The Los Angeles Times is trying to make the most of every multimedia outlet available.
Starting Oct. 2, the L.A. Times will release installments of a new investigative, narrative story from Pulitzer Prize-winning reporter Christopher Goffard.
The six-part series, titled Dirty John, will be released in regular installments as printed pieces, online articles and podcast episodes as produced by the Wondery network.
“When we read Christopher’s last piece, and saw it become one of the most read pieces on our site last year, we now consider that a missed opportunity. It was made for podcasts,” said Davan Maharaj, editor in chief and publisher of the L.A. Times.
This new series, which is the real story of an interior designer who finally thinks she found love via online dating, is for “people who love great stories and who both want to share and relisten to it,” said Maharaj.
“It’s a universal story,” he said. “Who doesn’t love a story about love, deceit, family, forgiveness and the world of online dating?”
Wondery, a podcast network founded in early 2016, will distribute the audio episodes in tandem with the publication’s print and digital versions of the written series.
With only a quarter of Americans currently listening to podcasts, Wondery CEO and founder Hernan Lopez sees this as a big opportunity for publishers looking to reach new audiences.
“This is a new way of releasing stories,” said Lopez. “It can give listeners and readers different takes on the same story that they couldn’t easily get in the other medium.”
What Wondery looks for in a podcast is mostly if it creates an immersive storytelling experience, where “listeners can imagine themselves in the middle of a story and really feel the emotions,” said Lopez. “Dirty John is a nail-biter of a story, and they’ll be shocked along the way.”
This series is an attempt by print journalists and reporters to join the ranks of NPR’s audio reporters who helped create massively popular podcast series like Serial and S-Town. With those shows, listeners became obsessed with the potential outcomes and took to doing research on their own. Reddit groups and investigations might have even helped Adnan Syed’s legal team, the focus of the first season of Serial, uncover new details in his case.
“Podcasts like these can help reposition sound,” said Lopez, “and show marketers that they need to diversify their media plans.”
“Readers, and listeners, are in for a treat with this series,” said Maharaj.
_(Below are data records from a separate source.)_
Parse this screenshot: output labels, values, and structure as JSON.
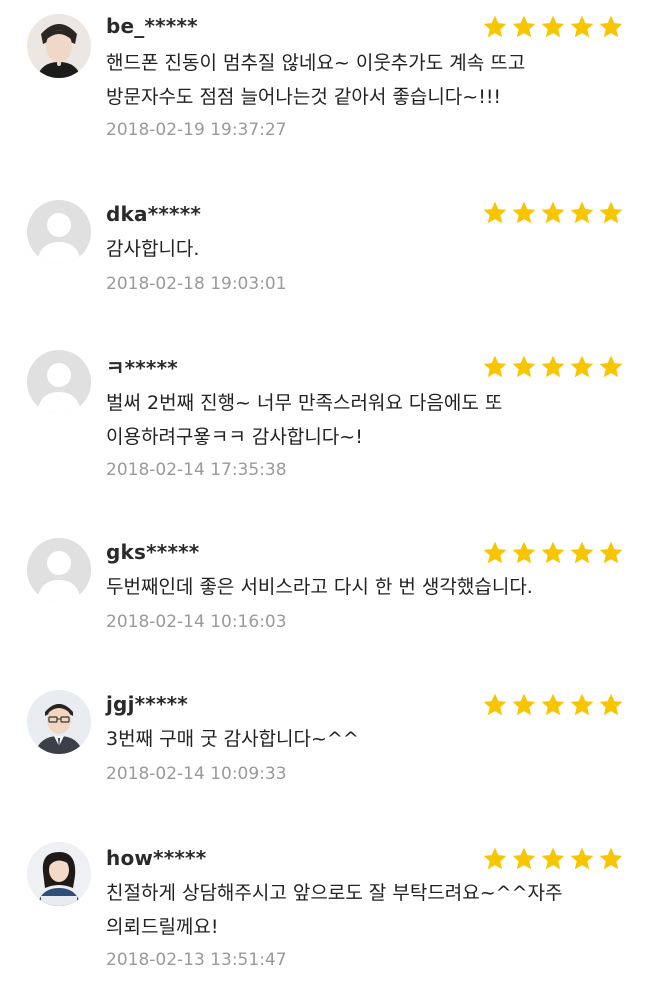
{
  "colors": {
    "star": "#f7c600",
    "username": "#2a2a2a",
    "comment": "#222222",
    "timestamp": "#9a9a9a",
    "avatar_placeholder": "#e0e0e0"
  },
  "rating_icon": "star-icon",
  "reviews": [
    {
      "username": "be_*****",
      "rating": 5,
      "avatar": "user-photo",
      "comment_lines": [
        "핸드폰 진동이 멈추질 않네요~ 이웃추가도 계속 뜨고",
        "방문자수도 점점 늘어나는것 같아서 좋습니다~!!!"
      ],
      "timestamp": "2018-02-19 19:37:27"
    },
    {
      "username": "dka*****",
      "rating": 5,
      "avatar": "default-avatar",
      "comment_lines": [
        "감사합니다."
      ],
      "timestamp": "2018-02-18 19:03:01"
    },
    {
      "username": "ㅋ*****",
      "rating": 5,
      "avatar": "default-avatar",
      "comment_lines": [
        "벌써 2번째 진행~ 너무 만족스러워요 다음에도 또",
        "이용하려구욯ㅋㅋ 감사합니다~!"
      ],
      "timestamp": "2018-02-14 17:35:38"
    },
    {
      "username": "gks*****",
      "rating": 5,
      "avatar": "default-avatar",
      "comment_lines": [
        "두번째인데 좋은 서비스라고 다시 한 번 생각했습니다."
      ],
      "timestamp": "2018-02-14 10:16:03"
    },
    {
      "username": "jgj*****",
      "rating": 5,
      "avatar": "user-photo",
      "comment_lines": [
        "3번째 구매 굿 감사합니다~^^"
      ],
      "timestamp": "2018-02-14 10:09:33"
    },
    {
      "username": "how*****",
      "rating": 5,
      "avatar": "user-photo",
      "comment_lines": [
        "친절하게 상담해주시고 앞으로도 잘 부탁드려요~^^자주",
        "의뢰드릴께요!"
      ],
      "timestamp": "2018-02-13 13:51:47"
    }
  ]
}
“This is recognition that newsroom enterprises like us have to form more partnerships to spread stories wider,” he said. “We see our limitations on certain platforms, so with a cool partnership, we were able to put together a podcast readers will undoubtedly love and share.”